PHILADELPHIA -- "As much as I love all y'all, it's time," said James Rice.
Rice, 75, grew up close to his father's barber shop, which was founded in 1953. At age 14, Rice experimented with his first haircut and then received his license to cut professionally at age 18.
He took reins of the West Philadelphia shop in 1972, all the while developing relationships with neighborhood customers for decades upon decades.
"I mean, you know, all these years, only God could have been involved in this," he said.
Rice, who lives in Mount Airy, also spent 35 years as a school teacher in Philadelphia.
He decided that he would retire from cutting hair upon the start of the 2023 New Year. So today, friends and family threw him a farewell celebration. And of course, customers came to receive their final cut from Rice.

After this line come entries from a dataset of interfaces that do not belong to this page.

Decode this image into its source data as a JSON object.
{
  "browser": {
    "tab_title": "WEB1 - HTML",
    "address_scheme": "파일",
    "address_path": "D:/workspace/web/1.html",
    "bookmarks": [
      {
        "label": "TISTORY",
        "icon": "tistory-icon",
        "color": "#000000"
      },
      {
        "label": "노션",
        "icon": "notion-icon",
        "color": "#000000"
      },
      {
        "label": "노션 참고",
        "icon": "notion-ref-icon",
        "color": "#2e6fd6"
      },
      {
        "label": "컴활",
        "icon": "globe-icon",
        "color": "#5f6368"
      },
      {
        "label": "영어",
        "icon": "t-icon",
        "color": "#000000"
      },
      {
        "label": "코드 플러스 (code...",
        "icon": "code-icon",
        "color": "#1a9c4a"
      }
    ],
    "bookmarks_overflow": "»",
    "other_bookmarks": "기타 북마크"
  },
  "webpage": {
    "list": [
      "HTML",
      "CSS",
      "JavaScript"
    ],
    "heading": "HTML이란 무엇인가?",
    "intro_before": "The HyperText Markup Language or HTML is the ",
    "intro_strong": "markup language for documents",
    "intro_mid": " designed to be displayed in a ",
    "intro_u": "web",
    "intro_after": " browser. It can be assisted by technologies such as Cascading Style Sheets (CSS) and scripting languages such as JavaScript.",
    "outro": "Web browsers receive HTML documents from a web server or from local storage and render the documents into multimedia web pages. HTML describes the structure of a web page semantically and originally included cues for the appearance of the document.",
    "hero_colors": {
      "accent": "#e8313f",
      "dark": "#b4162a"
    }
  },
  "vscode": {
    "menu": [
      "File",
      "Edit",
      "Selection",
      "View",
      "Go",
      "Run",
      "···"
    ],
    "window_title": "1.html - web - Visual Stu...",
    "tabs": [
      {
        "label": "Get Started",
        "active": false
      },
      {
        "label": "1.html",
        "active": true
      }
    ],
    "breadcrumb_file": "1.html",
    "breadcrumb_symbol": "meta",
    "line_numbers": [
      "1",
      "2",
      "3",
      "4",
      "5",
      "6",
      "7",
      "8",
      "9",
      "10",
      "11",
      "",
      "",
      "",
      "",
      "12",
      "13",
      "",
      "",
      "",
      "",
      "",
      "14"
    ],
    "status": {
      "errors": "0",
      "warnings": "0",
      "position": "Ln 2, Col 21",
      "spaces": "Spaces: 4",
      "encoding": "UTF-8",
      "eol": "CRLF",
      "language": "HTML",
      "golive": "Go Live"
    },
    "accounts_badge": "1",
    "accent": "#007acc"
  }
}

"I was eight years old, so I've been coming here for 29 years," said Jacquel Randall from West Philadelphia. "I grew up without a father. And he's always here to be a mentor to me, school me on things that I need to know."
Multiple generations of family members have come through Rice's doors.
"I've been coming probably about 43 years," said Bobby Hopson, who came from Delaware to say farewell. "I brought my son. His first haircut was here."
Rice hopes that the barber trade will continue to exist in Philadelphia for more than just providing haircuts.
"In my personal opinion, barbershops are a reflection of our community and our culture," he said. "This is the place where young black men had the opportunity to be exposed to other black men. That can help stabilize or create a situation for growth."
In the future, Rice hopes to spend more time relaxing with his wife, participating in church, and traveling. All the while, he can be sure that his was a career well-spent.
"I've done what I could do," he said. "I did it the best way I knew how to do it and I'm happy with that part."